The Japanese water stone is a man-made and prone to bellying out in the center. Unlike most of my sharpening stones water stones are made of a very soft material and easily damaged. They are worked only when they have been thoroughly saturated with water. In fact carvers that use water stones regularly store the stones submerged in a water bucket to keep them constantly wet.
The black that you see on both stones is the residue left from previous sharpening sessions. That is a fine layer of metal particles from the carving tools. Since I want to sharpen on the stone not on metal particles I need to clean the stones first. While I am cleaning I will do a quick flattening as well.
Both water stones have two different grits per stone. The front stone is a 800/4000 grit and the back stone is 1000/6000 grit.
I moved one of the water stones onto a new sheet of 320 grit cloth backed sandpaper. My stone is sitting in a nice deep puddle of water. As I rub the stone across the sandpaper the stone will begin to create a slurry or muddy mix of water and loosened stone grit. Just as with my coarse stone I will work this one against the sandpaper until it is both cleaned of the old sharpening metal particles and has regained it’s flat profile.
I have a beautiful muddy slurry going on with the sandpaper and a pristine clean flat surface to my water stone. I am going to work through both stones and all sides of each stone until the set in back to a clean condition. But before I move from one side of the stone to the next I want to clean the sandpaper by pouring a little water onto it. I don’t want to transfer one grit to another.

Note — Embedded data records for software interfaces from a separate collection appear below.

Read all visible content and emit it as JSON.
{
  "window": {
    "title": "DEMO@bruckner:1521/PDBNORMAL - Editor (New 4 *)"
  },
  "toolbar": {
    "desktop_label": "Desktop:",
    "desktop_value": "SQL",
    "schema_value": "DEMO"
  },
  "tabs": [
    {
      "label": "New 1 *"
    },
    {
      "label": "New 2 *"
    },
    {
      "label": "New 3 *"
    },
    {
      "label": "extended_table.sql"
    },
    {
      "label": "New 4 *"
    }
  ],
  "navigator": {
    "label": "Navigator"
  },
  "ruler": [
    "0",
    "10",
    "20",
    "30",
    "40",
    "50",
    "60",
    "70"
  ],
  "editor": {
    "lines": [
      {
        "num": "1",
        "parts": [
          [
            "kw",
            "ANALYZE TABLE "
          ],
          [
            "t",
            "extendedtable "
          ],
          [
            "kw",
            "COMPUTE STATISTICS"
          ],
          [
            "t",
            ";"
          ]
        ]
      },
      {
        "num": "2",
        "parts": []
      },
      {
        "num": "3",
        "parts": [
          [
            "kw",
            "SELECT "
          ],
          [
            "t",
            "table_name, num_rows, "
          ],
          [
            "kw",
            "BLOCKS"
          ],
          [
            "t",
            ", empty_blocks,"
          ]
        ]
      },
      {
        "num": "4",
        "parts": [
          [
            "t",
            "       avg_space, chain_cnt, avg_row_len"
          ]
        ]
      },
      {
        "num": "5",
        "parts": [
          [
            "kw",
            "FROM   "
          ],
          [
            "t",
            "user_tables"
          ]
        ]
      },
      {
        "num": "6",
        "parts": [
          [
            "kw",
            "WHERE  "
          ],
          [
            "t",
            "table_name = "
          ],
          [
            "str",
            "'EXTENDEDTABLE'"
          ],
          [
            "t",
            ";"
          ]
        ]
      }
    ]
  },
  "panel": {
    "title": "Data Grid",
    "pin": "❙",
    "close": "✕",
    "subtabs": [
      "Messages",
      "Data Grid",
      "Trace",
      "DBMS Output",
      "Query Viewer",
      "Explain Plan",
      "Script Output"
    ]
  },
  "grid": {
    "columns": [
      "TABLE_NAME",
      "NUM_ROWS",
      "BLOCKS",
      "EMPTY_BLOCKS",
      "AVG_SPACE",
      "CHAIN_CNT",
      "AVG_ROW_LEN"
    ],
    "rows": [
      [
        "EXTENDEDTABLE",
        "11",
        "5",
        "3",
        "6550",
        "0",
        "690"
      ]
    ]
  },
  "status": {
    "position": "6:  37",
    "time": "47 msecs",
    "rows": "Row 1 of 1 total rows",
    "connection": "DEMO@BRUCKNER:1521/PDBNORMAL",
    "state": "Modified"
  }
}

I have this wonderful sloppy, muddy slurry mix all over my nice flat piece marble at this point in the morning. Being one that does not like missing a fine opportunity I have grabbed my large flat chisel for a quick cleaning. That slurry is perfect for cleaning the non-cutting surface of my chisel. I have laid my chisel flat against the marble and rub it into the slurry. I then use my fingertips to work the slurry into the curves near the handle. This is just a simple cleaning step but does help to keep your tools in excellent condition beyond the cutting edge.
To learn more about sharpening your wood carving tools please visit our blog pages:
- Sharpening Bench Knives
- Sharpening Round Gouges
- Convert a Straight Chisel to a Bull Nose Chisel
- Sharpening Stones